Mobile Clinic Project at UCLA works towards helping the homeless population in West Hollywood by providing for a number of needs: medical care, health promotion, disease prevention activities, legal advocacy and referrals to health and social services. Because of their wide range impact and their commitment to addressing a social need through a variety of outlets, the UCLA Volunteer Center Fellows awards the Mobile Clinic Project the Bruin Heroes Award for Fall 2011.
The project officially launched in 2002 after a group of public health students were informed about the West Hollywood homeless population need for medical care by the Greater West Hollywood Food Coalition (GWHFC) in 1999. The students soon discovered there were a number of other barriers faced by the homeless population. The group then reached out to medical and law students as well as undergraduates for their help in creating an outreach program, which became the Mobile Clinic Project.
Mobile Clinic has since been working with the GWHF, a volunteer organization that serves food to the homeless population in West Hollywood each week. The project has also expanded to include over fifty undergraduate volunteers from all majors as well as a number of medical and law students.
“We are a very interdisciplinary project,” Mobile Clinic Operations Coordinator, Kaylin Nguyen, said. “No matter what you’re interested in, whether it’s nonprofit, medical, legal, or social issues, if you’re interested in something, you can explore it here. There’s something for everyone here.”
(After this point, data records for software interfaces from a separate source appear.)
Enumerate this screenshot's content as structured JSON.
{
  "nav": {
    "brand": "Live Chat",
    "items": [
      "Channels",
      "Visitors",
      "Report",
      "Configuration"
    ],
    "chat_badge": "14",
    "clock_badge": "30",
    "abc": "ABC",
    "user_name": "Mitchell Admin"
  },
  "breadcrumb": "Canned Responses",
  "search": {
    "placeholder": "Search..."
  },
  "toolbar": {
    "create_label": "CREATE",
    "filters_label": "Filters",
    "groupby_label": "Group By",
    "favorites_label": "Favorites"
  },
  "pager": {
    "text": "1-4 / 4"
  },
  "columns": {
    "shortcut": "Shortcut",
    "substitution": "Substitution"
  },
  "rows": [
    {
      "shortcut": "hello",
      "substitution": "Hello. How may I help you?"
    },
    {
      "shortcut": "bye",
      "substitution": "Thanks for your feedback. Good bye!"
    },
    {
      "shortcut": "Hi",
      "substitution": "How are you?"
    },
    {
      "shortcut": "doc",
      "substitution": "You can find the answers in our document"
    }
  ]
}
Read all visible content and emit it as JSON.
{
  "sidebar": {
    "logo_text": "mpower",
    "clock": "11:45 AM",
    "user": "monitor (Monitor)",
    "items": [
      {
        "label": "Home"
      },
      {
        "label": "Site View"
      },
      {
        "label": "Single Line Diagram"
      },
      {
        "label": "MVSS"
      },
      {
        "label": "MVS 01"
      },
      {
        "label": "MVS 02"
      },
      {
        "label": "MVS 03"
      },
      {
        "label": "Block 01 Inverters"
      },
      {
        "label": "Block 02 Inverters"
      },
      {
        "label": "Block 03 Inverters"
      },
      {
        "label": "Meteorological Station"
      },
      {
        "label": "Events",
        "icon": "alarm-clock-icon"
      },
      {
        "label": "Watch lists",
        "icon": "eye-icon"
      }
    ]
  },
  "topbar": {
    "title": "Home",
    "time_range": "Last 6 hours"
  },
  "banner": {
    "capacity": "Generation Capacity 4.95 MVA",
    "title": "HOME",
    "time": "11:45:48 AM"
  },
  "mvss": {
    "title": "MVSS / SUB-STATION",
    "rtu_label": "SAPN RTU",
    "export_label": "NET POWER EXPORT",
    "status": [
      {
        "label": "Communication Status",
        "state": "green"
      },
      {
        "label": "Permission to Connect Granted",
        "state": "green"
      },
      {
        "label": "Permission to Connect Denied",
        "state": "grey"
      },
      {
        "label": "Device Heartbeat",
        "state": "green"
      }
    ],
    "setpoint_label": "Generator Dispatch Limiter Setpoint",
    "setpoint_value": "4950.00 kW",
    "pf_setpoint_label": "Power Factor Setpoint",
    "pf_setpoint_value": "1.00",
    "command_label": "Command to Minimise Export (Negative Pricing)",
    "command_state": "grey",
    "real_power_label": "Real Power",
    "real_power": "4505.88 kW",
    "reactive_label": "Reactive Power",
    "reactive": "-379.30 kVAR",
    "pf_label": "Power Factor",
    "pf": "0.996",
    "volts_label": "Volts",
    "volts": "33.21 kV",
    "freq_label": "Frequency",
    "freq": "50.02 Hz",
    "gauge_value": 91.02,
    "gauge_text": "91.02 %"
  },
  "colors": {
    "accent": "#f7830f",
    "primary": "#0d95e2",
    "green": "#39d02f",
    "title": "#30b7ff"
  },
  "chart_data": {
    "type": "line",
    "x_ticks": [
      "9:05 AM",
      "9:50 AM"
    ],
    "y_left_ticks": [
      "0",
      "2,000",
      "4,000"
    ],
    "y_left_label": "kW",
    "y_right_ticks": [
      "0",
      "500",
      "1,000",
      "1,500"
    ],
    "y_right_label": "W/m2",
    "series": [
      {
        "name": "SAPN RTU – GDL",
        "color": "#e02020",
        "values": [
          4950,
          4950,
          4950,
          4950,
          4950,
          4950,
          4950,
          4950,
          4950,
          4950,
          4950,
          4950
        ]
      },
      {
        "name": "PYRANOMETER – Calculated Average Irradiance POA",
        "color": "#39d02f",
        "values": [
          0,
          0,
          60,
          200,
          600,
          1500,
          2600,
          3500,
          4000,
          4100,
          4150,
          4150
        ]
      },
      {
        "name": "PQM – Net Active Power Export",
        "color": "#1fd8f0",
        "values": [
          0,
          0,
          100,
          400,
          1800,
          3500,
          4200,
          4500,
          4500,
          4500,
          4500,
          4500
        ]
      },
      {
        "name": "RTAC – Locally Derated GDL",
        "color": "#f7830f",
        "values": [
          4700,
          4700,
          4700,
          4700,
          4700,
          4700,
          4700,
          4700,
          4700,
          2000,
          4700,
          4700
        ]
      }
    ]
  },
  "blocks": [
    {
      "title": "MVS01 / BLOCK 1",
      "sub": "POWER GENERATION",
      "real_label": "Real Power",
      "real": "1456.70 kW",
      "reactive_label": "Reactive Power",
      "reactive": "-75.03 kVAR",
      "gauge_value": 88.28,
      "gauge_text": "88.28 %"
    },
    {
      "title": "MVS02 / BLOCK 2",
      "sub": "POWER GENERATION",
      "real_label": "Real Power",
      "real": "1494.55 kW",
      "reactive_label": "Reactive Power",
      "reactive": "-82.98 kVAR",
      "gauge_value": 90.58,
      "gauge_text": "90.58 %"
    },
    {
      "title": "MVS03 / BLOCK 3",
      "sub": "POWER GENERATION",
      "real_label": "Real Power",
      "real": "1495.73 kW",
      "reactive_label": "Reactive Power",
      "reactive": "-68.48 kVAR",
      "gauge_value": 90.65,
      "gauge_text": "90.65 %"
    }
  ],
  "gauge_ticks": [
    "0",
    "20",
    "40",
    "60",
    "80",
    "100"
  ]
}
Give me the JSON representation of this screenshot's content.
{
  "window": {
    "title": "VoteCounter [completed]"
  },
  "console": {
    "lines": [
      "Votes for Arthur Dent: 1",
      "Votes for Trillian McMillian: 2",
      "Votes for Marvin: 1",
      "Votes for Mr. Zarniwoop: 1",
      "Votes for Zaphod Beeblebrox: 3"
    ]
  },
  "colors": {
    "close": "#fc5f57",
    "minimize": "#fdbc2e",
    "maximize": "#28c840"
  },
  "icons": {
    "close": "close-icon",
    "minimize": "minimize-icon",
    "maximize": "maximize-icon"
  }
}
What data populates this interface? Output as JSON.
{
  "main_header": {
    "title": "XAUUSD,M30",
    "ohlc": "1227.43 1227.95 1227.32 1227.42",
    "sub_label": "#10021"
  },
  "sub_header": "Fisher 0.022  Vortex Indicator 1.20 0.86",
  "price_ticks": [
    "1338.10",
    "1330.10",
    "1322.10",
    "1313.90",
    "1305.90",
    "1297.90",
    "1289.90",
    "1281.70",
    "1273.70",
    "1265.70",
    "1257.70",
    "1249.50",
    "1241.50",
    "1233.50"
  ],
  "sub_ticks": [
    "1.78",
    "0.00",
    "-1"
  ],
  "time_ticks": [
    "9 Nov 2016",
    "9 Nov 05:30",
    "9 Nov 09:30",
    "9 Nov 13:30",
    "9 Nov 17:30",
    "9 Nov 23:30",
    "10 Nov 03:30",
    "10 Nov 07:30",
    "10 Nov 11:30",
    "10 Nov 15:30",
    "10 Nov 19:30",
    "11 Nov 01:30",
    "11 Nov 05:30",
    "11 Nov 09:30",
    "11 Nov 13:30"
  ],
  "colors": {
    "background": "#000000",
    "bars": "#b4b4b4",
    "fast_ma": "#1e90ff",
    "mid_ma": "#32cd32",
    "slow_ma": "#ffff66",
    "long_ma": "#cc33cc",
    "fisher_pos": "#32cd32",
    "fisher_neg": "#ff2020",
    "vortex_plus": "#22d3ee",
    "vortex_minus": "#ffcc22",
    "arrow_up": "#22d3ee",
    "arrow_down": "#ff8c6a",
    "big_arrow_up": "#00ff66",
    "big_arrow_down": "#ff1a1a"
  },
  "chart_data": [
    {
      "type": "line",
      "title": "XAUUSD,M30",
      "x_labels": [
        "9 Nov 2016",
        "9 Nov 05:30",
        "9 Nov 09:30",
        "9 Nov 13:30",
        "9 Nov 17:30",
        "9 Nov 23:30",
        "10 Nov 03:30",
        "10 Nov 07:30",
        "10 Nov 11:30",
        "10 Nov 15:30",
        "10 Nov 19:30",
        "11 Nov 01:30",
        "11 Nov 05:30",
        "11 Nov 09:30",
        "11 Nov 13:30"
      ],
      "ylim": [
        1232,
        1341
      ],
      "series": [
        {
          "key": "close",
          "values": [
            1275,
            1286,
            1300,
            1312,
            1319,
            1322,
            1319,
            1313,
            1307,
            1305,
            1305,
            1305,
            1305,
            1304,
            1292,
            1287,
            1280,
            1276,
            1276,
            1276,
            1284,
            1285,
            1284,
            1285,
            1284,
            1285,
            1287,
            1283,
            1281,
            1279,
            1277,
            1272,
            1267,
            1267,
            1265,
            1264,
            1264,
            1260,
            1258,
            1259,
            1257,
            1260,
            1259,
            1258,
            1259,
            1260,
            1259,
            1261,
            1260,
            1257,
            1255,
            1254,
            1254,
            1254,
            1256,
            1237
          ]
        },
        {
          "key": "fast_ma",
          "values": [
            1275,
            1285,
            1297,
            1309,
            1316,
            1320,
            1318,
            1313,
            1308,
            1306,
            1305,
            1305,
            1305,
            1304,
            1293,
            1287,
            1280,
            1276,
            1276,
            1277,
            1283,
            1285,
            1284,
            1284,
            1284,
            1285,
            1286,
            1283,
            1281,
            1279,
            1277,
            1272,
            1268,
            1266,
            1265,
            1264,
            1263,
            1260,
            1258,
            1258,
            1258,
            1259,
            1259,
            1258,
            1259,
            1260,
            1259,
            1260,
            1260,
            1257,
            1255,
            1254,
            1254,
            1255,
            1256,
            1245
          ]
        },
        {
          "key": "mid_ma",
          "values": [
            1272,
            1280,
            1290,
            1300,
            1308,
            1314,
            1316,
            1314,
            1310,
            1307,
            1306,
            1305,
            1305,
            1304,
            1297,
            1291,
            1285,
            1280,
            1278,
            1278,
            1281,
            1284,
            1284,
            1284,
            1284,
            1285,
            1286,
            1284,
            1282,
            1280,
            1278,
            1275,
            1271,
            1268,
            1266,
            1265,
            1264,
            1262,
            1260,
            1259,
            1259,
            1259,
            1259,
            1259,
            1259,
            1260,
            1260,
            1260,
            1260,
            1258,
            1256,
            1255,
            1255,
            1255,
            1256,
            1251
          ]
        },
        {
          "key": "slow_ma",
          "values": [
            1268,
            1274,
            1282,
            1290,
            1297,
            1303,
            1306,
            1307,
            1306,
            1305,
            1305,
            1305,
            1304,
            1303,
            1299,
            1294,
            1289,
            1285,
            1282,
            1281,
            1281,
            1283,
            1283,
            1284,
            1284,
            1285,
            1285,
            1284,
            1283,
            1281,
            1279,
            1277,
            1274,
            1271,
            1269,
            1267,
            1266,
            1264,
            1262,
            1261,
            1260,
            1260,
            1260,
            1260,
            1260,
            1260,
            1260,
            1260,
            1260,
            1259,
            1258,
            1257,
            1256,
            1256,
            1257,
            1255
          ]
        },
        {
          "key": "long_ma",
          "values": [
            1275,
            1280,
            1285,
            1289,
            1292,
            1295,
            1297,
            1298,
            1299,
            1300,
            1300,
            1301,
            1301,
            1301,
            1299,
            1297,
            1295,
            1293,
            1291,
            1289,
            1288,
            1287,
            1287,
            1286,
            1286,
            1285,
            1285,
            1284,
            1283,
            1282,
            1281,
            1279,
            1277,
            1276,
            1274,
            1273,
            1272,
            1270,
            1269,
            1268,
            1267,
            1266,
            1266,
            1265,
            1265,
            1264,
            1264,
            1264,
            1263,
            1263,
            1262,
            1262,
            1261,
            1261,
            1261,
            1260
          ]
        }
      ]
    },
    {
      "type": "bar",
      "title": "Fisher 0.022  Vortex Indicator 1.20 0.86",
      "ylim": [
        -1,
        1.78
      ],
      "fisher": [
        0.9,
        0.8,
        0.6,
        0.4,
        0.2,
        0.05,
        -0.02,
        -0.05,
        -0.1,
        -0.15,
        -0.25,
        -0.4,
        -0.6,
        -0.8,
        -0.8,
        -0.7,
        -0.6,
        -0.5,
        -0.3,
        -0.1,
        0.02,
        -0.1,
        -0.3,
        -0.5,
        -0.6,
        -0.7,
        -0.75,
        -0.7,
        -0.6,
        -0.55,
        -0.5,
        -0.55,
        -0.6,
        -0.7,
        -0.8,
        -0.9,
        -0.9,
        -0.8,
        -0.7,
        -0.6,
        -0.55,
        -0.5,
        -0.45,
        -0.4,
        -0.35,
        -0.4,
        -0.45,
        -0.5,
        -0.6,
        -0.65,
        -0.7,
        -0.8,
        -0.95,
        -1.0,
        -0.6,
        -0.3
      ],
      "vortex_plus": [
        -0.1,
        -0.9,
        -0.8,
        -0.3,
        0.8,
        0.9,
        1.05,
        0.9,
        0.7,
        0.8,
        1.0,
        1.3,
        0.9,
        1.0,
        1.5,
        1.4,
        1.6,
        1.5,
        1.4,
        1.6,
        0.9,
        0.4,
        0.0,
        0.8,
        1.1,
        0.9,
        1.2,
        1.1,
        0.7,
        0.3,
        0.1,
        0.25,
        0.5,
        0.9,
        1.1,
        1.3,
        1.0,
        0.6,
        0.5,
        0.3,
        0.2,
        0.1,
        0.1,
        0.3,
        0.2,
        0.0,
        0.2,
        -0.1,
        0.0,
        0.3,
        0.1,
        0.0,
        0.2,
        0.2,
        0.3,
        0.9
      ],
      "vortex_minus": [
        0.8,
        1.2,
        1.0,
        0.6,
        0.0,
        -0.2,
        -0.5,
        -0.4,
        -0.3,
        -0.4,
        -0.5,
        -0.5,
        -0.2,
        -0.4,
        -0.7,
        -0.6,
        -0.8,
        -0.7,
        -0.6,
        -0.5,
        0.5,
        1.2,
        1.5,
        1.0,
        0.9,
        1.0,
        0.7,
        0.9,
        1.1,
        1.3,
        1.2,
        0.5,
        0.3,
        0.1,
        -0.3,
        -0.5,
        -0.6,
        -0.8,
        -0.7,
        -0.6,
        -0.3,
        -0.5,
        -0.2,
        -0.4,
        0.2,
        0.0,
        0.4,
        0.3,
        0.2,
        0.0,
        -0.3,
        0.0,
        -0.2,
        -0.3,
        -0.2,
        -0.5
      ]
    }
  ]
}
Undergraduate volunteers commit 50 hours a quarter to the project and they even work during the summer. Along with serving food with GWHC, Mobile Clinic volunteers attend site every Wednesday in West Hollywood where they meet with the homeless population. Volunteers set up tables, help take down the medical history of their clients, hand out medication and supplies, and refer clients to other resources. Volunteers must also visit clinics in Santa Monica on Saturdays where they help the homeless population with mental health issues.
“We’re really allowing our volunteers to interact with the community we’re working with,” Nguyen said. “They are working with the clients, finding out the resources not available for their clients as well as about the barriers, mentally and socially, that the clients encounter.”
For the Mobile Clinic Project, it is not only important to outreach to their site population, but it is also essential that their volunteers learn about the very issue they are working towards solving.
For more information about the Mobile Clinic Project at UCLA, visit their website.